IN PRINCIPLE, some freelances in this time of disease could look on the bright side. Self-isolate in the fastness of your garret and surely clients will come flocking, whether for words to fill their pages or for your skills in remote sub-editing. Of course for photographers the irksome necesssity to go out to where the pictures are puts the kibosh on this fantasy.

And what if - heaven forfend - you come down with Covid-19 yourself? The government hasn't thought of you, and there are efforts to remind it.

On 4 March Frances O'Grady, General Secretary of the Trades Union Congress, called on the government to make statutory sick pay available to all workers: "Unless we sort out our sick pay rules and make them fair, many workers are going to face that invidious choice of do they pay the bills, put food on the table, or do they follow government health advice to self-isolate if they've got symptoms? No-one should be out of pocket for doing the right thing."

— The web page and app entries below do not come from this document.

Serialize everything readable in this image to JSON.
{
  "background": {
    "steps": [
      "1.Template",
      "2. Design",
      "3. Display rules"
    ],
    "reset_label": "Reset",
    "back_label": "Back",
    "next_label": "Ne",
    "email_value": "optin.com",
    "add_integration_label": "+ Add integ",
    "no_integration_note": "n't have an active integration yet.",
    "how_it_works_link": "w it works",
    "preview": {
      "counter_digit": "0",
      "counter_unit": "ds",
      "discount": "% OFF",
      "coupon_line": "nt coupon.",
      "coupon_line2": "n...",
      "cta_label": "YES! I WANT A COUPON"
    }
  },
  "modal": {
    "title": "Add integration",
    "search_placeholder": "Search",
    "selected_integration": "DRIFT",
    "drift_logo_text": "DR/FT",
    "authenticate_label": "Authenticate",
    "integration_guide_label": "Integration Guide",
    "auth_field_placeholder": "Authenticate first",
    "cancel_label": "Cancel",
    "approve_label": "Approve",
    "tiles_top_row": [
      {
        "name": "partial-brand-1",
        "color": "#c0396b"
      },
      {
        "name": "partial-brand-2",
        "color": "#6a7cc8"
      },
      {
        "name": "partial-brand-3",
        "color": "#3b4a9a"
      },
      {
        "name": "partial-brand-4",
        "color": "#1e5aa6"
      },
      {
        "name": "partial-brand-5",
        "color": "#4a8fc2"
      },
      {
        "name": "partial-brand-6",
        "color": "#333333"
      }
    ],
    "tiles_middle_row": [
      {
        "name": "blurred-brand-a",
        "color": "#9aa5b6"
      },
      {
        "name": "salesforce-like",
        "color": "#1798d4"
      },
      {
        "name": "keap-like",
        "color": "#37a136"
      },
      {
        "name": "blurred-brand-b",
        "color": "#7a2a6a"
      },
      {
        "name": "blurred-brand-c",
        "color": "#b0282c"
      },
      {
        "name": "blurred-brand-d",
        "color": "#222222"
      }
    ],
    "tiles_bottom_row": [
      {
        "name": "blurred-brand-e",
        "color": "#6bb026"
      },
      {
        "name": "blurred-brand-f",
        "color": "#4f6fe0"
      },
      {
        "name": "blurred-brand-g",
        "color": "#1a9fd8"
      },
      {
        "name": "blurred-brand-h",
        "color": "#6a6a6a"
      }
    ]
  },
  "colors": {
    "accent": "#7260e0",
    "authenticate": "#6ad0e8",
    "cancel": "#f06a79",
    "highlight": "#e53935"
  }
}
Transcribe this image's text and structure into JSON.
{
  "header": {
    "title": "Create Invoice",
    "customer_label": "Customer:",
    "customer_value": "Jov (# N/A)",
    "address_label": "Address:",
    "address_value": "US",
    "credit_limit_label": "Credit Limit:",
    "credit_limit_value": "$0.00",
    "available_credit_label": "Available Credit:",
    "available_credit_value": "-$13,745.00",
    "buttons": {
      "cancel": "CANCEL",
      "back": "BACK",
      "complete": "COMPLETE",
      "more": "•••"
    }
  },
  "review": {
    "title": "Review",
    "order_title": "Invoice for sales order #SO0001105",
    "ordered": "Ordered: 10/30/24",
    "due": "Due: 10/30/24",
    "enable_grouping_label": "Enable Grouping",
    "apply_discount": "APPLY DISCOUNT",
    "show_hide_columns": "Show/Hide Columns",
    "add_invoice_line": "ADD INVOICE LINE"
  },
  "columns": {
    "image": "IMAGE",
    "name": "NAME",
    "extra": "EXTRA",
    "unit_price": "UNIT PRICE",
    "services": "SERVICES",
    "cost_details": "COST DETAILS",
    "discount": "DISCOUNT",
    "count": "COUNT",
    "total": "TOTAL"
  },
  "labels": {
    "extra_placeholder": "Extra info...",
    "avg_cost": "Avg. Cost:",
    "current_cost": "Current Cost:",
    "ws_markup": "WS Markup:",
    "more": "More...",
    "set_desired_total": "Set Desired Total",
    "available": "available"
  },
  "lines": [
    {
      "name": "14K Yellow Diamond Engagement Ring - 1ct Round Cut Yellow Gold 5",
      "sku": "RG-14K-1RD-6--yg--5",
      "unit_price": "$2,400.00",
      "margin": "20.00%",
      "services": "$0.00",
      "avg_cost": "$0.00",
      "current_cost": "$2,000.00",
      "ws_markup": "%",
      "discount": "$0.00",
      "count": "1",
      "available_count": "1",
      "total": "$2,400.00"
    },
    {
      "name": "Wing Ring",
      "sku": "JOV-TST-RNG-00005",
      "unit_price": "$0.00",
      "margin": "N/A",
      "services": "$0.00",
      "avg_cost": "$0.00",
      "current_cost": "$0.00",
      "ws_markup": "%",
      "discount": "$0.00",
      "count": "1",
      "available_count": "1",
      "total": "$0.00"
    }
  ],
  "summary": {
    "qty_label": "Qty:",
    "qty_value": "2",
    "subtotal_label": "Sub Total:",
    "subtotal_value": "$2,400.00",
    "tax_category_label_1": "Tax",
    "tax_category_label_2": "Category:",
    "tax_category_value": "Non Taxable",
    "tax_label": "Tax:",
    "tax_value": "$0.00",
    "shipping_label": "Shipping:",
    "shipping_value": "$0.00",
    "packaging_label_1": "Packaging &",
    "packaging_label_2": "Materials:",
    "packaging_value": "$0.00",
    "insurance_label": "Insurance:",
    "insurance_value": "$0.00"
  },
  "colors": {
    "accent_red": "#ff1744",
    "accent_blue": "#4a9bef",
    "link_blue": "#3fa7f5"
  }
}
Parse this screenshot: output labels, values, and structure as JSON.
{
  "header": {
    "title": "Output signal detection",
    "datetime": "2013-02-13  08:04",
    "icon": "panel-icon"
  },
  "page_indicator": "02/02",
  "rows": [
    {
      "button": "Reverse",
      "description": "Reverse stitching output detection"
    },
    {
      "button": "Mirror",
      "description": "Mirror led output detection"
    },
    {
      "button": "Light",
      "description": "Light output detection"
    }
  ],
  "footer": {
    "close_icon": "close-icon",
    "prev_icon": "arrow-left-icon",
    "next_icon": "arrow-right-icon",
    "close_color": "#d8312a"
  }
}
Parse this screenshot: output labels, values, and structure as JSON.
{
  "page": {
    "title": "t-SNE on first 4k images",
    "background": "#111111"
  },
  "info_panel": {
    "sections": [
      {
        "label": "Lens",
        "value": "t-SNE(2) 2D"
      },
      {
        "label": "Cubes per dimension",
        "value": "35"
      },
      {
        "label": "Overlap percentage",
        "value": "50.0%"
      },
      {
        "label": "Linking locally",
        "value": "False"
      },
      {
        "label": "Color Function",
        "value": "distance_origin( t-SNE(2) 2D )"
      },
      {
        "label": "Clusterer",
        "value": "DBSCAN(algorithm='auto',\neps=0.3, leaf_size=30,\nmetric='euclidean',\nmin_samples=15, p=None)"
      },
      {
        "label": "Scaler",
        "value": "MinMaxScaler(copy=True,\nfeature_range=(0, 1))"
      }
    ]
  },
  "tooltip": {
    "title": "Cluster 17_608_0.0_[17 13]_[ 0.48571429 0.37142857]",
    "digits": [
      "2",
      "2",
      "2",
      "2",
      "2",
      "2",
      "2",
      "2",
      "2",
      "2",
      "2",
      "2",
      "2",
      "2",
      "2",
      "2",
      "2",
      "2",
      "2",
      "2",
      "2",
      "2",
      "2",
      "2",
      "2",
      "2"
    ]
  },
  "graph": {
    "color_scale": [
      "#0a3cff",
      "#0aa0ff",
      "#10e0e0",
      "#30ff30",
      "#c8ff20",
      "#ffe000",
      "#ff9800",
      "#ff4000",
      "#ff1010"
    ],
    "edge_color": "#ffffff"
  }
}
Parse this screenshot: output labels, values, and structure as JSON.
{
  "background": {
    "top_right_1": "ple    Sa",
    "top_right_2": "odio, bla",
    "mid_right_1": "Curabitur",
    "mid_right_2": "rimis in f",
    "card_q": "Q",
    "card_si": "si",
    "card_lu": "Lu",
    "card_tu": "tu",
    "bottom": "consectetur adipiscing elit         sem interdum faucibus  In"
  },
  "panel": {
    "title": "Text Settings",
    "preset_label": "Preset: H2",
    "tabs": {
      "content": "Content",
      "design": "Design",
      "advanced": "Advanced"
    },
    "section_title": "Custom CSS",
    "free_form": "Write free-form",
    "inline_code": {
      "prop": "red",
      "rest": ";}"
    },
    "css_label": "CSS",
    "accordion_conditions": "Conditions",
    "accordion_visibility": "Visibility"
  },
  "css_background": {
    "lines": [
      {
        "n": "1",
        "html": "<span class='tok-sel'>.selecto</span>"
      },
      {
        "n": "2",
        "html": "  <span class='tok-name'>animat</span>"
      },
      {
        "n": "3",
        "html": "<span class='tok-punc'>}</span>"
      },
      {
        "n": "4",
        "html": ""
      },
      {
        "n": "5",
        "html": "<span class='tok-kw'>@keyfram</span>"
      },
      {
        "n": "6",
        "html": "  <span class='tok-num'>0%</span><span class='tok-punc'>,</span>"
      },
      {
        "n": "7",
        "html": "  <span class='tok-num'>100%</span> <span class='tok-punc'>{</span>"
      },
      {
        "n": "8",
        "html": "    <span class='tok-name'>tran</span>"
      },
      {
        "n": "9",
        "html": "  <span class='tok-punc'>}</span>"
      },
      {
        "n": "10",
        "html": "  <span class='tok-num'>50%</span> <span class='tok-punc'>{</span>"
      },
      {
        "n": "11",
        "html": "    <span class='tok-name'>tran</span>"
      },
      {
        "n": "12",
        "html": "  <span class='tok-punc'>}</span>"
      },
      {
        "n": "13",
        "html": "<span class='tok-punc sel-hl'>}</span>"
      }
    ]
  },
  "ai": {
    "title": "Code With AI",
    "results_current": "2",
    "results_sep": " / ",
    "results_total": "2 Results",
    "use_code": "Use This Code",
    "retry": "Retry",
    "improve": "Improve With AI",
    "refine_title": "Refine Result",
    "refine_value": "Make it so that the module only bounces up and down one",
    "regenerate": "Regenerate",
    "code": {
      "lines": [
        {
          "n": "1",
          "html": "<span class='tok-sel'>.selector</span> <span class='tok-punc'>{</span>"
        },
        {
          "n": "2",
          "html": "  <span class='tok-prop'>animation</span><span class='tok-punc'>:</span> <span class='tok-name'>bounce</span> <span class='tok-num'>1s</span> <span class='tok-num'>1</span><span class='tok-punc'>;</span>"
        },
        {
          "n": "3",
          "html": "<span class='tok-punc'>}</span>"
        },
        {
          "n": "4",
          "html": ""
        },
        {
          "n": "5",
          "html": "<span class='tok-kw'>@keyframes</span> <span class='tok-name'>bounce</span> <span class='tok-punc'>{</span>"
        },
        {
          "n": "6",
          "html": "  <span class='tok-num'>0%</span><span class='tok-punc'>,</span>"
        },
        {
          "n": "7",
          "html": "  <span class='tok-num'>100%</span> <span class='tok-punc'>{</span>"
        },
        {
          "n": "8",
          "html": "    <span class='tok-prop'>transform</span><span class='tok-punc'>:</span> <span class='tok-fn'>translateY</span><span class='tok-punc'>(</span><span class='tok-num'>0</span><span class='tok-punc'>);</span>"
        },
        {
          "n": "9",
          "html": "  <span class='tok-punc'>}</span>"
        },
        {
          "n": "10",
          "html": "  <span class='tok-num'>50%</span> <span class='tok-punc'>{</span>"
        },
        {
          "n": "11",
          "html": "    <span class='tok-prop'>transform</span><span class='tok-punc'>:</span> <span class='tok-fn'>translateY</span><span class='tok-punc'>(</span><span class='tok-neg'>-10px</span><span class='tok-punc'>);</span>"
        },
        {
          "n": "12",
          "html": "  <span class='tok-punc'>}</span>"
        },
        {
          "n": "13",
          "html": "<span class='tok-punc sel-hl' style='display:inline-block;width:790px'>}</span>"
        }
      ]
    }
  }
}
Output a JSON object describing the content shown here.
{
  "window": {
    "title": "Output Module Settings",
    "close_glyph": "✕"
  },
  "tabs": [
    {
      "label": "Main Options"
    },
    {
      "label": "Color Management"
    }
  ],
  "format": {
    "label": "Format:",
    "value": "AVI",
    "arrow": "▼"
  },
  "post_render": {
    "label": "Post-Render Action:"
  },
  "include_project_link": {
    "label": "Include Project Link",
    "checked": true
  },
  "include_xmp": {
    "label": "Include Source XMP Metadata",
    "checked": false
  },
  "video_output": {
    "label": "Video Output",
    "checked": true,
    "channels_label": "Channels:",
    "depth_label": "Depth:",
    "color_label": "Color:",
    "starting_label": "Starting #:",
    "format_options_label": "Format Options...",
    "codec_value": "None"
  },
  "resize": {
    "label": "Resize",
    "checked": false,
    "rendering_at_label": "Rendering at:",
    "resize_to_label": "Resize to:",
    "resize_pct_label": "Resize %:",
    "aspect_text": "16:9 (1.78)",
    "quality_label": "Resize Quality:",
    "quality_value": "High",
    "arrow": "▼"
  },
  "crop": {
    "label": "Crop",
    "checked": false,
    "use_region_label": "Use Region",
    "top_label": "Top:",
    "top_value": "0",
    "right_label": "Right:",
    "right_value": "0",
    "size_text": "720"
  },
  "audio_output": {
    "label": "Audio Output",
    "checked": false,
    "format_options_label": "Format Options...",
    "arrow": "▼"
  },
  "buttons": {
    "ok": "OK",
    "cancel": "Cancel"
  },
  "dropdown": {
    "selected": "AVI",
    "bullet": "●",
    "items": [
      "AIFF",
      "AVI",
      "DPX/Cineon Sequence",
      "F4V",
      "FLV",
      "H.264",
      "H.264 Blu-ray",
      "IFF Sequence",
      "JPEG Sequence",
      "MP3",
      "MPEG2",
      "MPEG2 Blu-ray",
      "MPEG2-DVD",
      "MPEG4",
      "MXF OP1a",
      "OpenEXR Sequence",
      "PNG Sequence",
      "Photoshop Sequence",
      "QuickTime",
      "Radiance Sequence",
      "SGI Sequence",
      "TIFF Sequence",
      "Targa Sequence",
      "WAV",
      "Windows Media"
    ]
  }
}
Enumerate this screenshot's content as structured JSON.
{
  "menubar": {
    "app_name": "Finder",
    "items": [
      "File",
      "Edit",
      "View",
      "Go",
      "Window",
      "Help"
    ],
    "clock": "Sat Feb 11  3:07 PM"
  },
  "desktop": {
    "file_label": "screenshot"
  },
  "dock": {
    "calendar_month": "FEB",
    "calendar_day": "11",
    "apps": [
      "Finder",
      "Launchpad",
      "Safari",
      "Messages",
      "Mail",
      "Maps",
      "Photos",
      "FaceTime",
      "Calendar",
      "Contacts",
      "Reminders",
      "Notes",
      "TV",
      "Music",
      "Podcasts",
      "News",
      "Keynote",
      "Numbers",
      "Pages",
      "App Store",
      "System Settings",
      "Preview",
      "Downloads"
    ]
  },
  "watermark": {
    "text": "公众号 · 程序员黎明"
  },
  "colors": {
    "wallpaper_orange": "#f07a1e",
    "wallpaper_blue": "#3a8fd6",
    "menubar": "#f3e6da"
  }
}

Later that day the UK Prime Minister announced that "the health secretary will bring forward, as part of our emergency coronavirus legislation, measures to allow the payment of statutory sick pay from the very first day you are sick instead of four days under the current rules..."

Not quite the same thing. For what it's worth, there's a petition noting that "4.8 million people are registered self-employed in the UK... It would be easy enough to work out what each person is entitled to based on their tax returns." So: "Include self-employed in statutory sick pay." We've signed.

The same day it was reported that the government planned measures for "businesses with short-term cash flow problems, including giving them longer to pay bills". Some time after the Freelance Tweeted "That's freelances doubly-stuffed, then", this phrase disappeared from the BBC report. We're looking into it.